Posts Tagged ‘kantha shashti’

Contributed by Mr. C. I. Sivasubramanian

Skanda Sashti falls on the sixth day of Amavasya in the Tamil month of Eippasi, or Asadha sukla Sashti (Oct 15 – Nov 15). It is celebrated with great pomp and splendour in the temples dedicated to Lord Muruga, the second son of Siva and Parvati. Muruga, or Murugan takes various other names as Subramania, Skanda, Karthikeya, etc. In northIndiahe is better known as Karthikeya. Lord Muruga is an important deity for the Tamils especially.

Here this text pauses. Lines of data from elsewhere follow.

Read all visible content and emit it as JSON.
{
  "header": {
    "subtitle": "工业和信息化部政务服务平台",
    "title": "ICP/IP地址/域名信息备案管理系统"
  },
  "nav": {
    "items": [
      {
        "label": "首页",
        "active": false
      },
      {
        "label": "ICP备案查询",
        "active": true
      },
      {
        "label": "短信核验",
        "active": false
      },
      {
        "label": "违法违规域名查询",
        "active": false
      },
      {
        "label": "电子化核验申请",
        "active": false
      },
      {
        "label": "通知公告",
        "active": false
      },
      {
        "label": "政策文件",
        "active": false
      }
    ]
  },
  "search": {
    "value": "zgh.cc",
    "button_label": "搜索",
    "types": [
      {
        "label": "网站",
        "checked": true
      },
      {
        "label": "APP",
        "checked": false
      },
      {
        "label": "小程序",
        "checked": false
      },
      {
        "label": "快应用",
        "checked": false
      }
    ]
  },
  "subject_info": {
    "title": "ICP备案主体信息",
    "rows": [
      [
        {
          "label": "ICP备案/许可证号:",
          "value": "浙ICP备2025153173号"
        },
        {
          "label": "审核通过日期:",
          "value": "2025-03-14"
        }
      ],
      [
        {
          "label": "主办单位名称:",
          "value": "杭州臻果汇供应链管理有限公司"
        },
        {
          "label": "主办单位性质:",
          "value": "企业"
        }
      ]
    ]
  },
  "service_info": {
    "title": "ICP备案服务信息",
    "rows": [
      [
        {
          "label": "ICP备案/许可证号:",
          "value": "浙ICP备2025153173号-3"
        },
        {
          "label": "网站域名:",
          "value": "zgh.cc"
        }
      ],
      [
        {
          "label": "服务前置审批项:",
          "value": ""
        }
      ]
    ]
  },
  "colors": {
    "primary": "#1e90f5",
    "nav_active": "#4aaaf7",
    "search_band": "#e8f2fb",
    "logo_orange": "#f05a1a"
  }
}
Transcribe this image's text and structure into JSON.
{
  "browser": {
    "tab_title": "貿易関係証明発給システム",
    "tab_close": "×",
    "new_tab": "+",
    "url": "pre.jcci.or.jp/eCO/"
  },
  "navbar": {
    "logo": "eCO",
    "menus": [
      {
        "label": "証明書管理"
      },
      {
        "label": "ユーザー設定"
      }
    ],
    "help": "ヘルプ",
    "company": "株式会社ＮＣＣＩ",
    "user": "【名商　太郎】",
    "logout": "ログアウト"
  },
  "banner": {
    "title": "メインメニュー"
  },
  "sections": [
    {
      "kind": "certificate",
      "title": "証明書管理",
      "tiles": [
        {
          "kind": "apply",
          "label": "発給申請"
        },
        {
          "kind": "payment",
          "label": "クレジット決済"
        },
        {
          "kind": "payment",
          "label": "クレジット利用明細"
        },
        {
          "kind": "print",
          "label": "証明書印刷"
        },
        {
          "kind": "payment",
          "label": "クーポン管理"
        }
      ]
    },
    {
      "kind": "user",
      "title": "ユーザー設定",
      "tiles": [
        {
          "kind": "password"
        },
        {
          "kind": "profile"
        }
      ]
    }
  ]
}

Skanda Sashti commemorates the destruction of the demon Soorapadman by Murugan. This festival is celebrated in a grand manner at the ‘Aru padai veedugal’ [the six houses of the Lord where temples have been consecrated in His honour viz. Tirupparanmkundram, Tiruchendur, Tiruvavinankudi (more famously known as Palani), Kundruthoradal (commonly known as Tiruttani), Tiruverakam (better known as Swami Malai in Kumbakonam) and Pazhamutircholai, near Madurai], where the ‘Soora samhaaram’ (the defeat of Soorapadman) is enacted. It is an important festival wherever temples have been built for Lord Muruga, including one inDelhi. These temples are usually built over a hill.

In countries likeMalaysia,Singapore, where many Tamils reside for centuries, this is an extremely popular and widely observed festival.

When the ‘devas’ couldn’t contain the evil doings of Soorapadman, they approached Lord Muruga.  The kind Lord went on a war against Soorapadman. The war was waged for six days, at the end of which the Lord vanquished the asura. He threw his weapon at him and Soorapadman was split into two halves. At his own request, one half became a peacock, which He took as His ‘vaahana’ and the other became a cock and transformed into a flag.

Lord Skanda married Deivanai immediately after the defeat of Soorapadman. It is the custom to dramatize this marriage during the Skanda Sashti celebrations.

The ‘devas’ were very happy over this victory and praised the Lord and prayed to him for six days. Devotees usually narrate the Skanda Sashti ‘kavacham’ (a hymn in praise of the Lord), during this period. Whoever fasts for these six days of Skanda Sashti and prays to Lord Muruga steadfastly, it is said that their prayers would be answered. Those who are unable to fast for a whole day for six-day duration are recommended to eat just one meal during this period.

Devotees who want to get over great calamities in their life taka a vow to carry the ‘Kavadi”, a sort of palanquin with two baskets at either end. The baskets contain sacred water and milk. They observe strict celibacy, beg their food and offerings for the Lord and walk barefooted all the way to the famous shrine. After reaching the sanctum sanctorum they ceremonially offer the sacred water and milk to the Lord. It is quite common even for the laymen to take Kavadi.

Like in Kumbakonam, there is a Swami Malai In Delhi, better known as Uttara Swami Malai (popularly known as Malai Mandir) where Lord Muruga resides. Starting from the scratch this temple has grown to great heights and draws thousands of devotees. On Skanda Sashti day almost the whole Tamil population congregates here.

It is worth noting that almost all Hindu festivals celebrate victory of the Lord over the demon, who represents evil, or Good over evil. This is the common refrain of Hindu mythology.